Anthony Mackie Chris Evans Marvel d23

Anthony Mackie, Chris Evans and Marvel’s Kevin Feige / Photo by Jesse Grant/Getty Images for Disney

Sitting through the two-hour panel in which Disney showed off their live-action slate up through 2017 — Star Wars stuff, first looks of The Jungle Book, Beauty and the Beast, Pirates of the Caribbean, Pete’s Dragon, Alice Through the Looking Glass, etc. — to a room packed with 8,000 people, one thing became clear: With their own convention, Disney doesn’t need San Diego. And they’re not the only ones.

Last December, Sony threw a fan convention in Las Vegas called the PlayStation Experience which, for all intents and purposes, was a mini E3 without having to compete with anyone for eyeballs. Star Wars fans can gather for Celebration, as they did this year in Anaheim, and be greeted by J.J. Abrams and his shiny new cast. Even Lego and WWE have their own conventions. We are entering an age where these gatherings don’t need to be big-tent affairs, catering to nerds of every stripe. They can narrowcast to specific audiences and still pull in massive attendance numbers and, what’s more, get to drop all the news they want to share to a partisan crowd.

The news from Disney’s live-action department, if you’re interested, is as follows:
- Disney is building two “Star Wars areas” at Disneyland and DisneyWorld.
- Orlando Bloom is rejoining Johnny Depp for Pirates of the Caribbean: Dead Men Tell No Tales.
- Jurassic World director Colin Trevorrow is taking on Star Wars: Episode IX.
- Johnny Depp will now show up in character as Captain Jack Sparrow for corporate events.

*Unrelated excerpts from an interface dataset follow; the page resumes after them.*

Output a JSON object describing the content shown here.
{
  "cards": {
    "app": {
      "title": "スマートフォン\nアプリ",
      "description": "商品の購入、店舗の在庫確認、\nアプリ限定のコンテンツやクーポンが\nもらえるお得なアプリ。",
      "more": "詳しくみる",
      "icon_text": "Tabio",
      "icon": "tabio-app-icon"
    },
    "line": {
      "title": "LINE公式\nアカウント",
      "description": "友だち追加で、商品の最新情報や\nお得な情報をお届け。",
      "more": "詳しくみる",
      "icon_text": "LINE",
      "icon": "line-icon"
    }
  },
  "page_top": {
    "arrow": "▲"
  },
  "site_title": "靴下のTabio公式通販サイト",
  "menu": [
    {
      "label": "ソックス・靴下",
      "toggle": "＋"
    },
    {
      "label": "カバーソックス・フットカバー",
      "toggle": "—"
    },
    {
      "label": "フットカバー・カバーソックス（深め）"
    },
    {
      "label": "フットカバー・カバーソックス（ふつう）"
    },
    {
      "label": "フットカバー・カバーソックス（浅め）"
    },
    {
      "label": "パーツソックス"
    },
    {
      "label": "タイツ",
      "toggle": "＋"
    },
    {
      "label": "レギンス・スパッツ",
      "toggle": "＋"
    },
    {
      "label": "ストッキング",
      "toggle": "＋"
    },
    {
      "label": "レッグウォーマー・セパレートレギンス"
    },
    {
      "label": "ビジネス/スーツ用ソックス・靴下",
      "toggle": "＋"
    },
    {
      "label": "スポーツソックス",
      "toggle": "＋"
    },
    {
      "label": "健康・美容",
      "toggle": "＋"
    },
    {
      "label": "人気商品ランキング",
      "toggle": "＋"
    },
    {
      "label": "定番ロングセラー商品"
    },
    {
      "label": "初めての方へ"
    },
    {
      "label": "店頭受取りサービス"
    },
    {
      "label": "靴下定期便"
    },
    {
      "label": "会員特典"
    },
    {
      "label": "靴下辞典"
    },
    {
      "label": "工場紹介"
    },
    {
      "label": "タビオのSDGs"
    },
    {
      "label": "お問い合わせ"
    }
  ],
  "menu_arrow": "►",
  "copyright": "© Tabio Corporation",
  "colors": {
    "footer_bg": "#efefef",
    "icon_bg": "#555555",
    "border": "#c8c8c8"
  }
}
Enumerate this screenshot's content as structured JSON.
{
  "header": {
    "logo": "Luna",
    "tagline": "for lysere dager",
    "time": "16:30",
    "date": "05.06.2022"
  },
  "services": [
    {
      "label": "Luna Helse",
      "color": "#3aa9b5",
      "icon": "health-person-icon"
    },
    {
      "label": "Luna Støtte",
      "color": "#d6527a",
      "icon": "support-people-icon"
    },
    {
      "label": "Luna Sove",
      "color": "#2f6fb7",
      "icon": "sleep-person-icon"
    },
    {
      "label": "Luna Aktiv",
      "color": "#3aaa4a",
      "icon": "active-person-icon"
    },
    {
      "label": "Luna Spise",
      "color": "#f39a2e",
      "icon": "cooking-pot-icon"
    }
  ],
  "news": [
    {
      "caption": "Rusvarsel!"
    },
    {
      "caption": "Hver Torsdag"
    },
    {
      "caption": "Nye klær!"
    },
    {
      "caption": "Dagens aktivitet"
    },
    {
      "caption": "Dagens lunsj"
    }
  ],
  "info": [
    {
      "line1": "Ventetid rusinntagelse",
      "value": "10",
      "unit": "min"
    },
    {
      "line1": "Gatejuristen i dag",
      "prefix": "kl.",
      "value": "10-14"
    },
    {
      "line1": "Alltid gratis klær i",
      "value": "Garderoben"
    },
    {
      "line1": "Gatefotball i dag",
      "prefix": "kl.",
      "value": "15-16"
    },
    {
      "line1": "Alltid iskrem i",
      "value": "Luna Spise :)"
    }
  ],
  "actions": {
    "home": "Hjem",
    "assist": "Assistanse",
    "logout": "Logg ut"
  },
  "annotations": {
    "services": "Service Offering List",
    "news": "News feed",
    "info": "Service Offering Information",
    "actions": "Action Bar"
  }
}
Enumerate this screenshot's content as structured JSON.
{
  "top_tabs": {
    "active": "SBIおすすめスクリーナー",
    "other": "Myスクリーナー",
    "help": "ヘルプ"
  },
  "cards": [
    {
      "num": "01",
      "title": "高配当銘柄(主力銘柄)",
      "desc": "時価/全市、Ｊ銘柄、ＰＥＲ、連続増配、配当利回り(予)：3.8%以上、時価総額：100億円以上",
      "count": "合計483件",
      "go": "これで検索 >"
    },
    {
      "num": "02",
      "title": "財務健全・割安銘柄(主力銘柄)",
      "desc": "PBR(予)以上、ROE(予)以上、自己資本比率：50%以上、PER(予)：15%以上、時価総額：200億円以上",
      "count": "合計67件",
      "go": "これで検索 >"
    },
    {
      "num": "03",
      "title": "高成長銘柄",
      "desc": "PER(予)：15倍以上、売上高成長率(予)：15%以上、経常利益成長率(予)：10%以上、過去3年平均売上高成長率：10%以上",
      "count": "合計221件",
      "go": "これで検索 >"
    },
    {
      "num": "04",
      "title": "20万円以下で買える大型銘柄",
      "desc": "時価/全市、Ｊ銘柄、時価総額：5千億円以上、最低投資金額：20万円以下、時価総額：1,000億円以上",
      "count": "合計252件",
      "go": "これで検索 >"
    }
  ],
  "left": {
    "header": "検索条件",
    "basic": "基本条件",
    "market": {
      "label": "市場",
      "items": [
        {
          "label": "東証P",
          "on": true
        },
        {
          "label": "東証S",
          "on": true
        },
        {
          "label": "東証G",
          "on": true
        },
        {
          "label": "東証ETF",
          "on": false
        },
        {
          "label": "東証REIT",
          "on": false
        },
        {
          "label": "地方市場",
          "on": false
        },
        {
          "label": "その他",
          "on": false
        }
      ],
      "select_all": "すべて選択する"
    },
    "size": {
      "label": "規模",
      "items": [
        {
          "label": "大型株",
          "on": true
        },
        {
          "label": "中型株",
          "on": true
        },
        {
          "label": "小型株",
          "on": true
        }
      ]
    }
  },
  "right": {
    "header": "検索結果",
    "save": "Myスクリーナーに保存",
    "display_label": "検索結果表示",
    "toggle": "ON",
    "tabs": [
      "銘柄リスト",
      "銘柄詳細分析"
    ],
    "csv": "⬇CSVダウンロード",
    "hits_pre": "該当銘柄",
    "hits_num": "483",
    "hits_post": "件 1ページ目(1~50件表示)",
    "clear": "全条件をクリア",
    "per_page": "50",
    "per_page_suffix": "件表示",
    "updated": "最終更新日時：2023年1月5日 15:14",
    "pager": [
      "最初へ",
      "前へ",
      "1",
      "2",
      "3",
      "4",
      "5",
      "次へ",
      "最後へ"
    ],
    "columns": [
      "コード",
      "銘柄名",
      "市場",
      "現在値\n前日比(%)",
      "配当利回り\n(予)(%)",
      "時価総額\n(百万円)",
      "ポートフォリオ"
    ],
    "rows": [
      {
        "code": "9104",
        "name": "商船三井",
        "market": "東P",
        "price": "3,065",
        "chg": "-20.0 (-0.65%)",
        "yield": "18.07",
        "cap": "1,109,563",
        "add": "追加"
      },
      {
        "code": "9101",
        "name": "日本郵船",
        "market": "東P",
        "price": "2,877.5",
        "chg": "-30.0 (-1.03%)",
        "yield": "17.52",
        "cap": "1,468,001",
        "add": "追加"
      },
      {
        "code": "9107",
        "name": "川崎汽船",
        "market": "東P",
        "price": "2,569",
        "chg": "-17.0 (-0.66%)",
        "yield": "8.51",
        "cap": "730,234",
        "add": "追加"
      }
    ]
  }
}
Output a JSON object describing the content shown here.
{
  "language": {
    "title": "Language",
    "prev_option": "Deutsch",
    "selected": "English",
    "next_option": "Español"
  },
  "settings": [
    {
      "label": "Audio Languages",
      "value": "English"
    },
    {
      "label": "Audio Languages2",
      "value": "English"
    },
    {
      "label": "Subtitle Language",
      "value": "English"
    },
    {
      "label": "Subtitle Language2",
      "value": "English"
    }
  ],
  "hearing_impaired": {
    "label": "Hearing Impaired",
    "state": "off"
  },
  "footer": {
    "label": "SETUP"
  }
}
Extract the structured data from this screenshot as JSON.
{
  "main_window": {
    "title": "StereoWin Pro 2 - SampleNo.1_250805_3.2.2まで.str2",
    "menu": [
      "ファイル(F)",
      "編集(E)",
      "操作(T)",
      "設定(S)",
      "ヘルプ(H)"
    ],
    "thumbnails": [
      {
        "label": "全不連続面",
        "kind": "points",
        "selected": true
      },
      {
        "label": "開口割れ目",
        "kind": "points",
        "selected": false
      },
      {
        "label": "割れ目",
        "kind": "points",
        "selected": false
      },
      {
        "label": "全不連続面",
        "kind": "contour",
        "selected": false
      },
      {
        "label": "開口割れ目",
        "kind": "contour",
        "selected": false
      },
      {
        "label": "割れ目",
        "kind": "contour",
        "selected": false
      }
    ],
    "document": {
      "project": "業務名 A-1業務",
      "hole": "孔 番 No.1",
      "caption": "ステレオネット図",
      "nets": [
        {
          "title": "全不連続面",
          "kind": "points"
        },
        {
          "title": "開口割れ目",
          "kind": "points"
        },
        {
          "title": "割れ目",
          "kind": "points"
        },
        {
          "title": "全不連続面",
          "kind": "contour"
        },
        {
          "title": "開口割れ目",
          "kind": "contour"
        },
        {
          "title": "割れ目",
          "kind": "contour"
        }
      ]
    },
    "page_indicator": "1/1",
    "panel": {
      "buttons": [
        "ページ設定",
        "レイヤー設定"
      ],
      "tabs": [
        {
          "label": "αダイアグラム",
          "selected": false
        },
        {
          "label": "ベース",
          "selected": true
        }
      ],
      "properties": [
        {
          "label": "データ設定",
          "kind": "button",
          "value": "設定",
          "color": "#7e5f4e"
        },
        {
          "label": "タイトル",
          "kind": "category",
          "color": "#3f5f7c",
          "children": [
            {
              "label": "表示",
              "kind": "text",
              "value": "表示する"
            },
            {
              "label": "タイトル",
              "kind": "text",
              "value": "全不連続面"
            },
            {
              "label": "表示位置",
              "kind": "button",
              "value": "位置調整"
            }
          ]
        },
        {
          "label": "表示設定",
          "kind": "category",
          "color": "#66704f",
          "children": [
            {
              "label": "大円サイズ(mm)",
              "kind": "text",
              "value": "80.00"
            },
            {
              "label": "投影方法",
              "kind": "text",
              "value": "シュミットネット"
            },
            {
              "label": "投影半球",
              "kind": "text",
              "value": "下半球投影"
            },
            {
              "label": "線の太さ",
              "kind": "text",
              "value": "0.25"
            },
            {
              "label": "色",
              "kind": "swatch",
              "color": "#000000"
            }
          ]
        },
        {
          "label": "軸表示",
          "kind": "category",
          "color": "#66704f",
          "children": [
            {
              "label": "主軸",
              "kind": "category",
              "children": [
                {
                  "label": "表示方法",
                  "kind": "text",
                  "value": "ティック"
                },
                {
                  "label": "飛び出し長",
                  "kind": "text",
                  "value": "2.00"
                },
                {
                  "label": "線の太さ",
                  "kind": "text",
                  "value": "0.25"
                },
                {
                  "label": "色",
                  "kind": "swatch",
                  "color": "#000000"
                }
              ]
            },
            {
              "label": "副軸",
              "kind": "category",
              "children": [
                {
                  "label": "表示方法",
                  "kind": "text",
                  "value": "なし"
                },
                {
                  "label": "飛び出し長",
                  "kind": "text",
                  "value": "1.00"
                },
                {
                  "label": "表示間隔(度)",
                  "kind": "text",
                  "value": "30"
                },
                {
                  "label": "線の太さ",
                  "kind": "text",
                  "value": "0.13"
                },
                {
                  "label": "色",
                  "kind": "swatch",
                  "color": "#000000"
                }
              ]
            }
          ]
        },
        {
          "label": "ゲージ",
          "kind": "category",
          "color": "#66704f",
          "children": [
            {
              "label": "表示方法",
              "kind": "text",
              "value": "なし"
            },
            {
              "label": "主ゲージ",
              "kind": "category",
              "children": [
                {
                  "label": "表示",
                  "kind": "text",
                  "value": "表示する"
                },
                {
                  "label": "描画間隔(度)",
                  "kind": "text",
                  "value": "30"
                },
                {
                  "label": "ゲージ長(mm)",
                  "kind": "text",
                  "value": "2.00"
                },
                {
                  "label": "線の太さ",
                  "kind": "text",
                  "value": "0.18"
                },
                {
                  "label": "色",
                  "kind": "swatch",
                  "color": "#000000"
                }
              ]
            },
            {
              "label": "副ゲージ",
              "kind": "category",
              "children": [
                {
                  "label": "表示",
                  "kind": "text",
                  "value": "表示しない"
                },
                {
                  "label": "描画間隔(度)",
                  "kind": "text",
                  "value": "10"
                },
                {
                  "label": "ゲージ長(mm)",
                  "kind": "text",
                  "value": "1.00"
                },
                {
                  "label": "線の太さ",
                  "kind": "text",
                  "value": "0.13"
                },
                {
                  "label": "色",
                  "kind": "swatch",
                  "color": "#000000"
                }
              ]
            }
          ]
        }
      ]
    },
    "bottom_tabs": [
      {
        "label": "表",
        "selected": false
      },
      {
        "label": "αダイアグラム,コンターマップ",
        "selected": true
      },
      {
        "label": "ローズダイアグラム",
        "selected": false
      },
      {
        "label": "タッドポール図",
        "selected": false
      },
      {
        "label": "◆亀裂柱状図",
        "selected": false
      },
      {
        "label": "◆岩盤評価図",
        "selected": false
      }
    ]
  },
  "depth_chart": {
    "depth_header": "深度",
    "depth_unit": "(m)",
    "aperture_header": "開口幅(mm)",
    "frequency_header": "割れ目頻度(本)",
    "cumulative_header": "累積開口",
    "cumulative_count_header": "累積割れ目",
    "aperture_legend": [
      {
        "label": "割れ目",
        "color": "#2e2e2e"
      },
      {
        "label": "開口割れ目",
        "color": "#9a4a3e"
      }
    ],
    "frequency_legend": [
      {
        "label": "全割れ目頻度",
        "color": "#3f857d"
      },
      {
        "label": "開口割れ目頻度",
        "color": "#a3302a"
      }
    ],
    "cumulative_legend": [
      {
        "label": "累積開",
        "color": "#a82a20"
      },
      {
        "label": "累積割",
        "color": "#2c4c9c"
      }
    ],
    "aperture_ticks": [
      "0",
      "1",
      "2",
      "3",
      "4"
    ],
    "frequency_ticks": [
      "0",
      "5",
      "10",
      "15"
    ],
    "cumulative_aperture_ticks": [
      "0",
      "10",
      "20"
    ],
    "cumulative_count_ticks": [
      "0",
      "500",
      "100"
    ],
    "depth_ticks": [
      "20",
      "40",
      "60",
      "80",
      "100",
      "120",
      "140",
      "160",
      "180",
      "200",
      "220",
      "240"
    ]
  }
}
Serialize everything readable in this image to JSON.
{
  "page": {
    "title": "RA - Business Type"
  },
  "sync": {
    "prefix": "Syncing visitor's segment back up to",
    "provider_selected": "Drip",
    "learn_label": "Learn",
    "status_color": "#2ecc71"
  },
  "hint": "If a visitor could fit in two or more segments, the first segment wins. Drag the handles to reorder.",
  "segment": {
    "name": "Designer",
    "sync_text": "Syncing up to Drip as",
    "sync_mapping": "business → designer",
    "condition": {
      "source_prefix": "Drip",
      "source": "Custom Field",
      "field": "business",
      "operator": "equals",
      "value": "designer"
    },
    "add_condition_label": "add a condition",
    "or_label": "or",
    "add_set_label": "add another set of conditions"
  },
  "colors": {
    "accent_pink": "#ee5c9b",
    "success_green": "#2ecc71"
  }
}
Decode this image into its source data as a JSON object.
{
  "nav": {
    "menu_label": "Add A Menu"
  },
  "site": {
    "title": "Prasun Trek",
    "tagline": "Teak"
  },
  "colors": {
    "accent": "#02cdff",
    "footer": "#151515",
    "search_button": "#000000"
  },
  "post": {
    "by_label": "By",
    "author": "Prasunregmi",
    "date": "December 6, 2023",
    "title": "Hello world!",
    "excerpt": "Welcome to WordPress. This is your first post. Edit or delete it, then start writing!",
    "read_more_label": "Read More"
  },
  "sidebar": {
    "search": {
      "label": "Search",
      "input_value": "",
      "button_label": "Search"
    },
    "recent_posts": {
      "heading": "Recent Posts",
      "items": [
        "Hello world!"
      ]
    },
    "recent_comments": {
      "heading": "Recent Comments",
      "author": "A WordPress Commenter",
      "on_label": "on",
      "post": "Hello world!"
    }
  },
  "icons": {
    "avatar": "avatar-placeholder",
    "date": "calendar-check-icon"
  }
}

But for me, the real news was that giant brands don’t need comic-cons anymore. They’ll still truck out their wares when it suits them, to be sure, but they’ve figured out how to control the message, the media and the method in ways they never could before. And charge each person for a ticket.


Playboy Social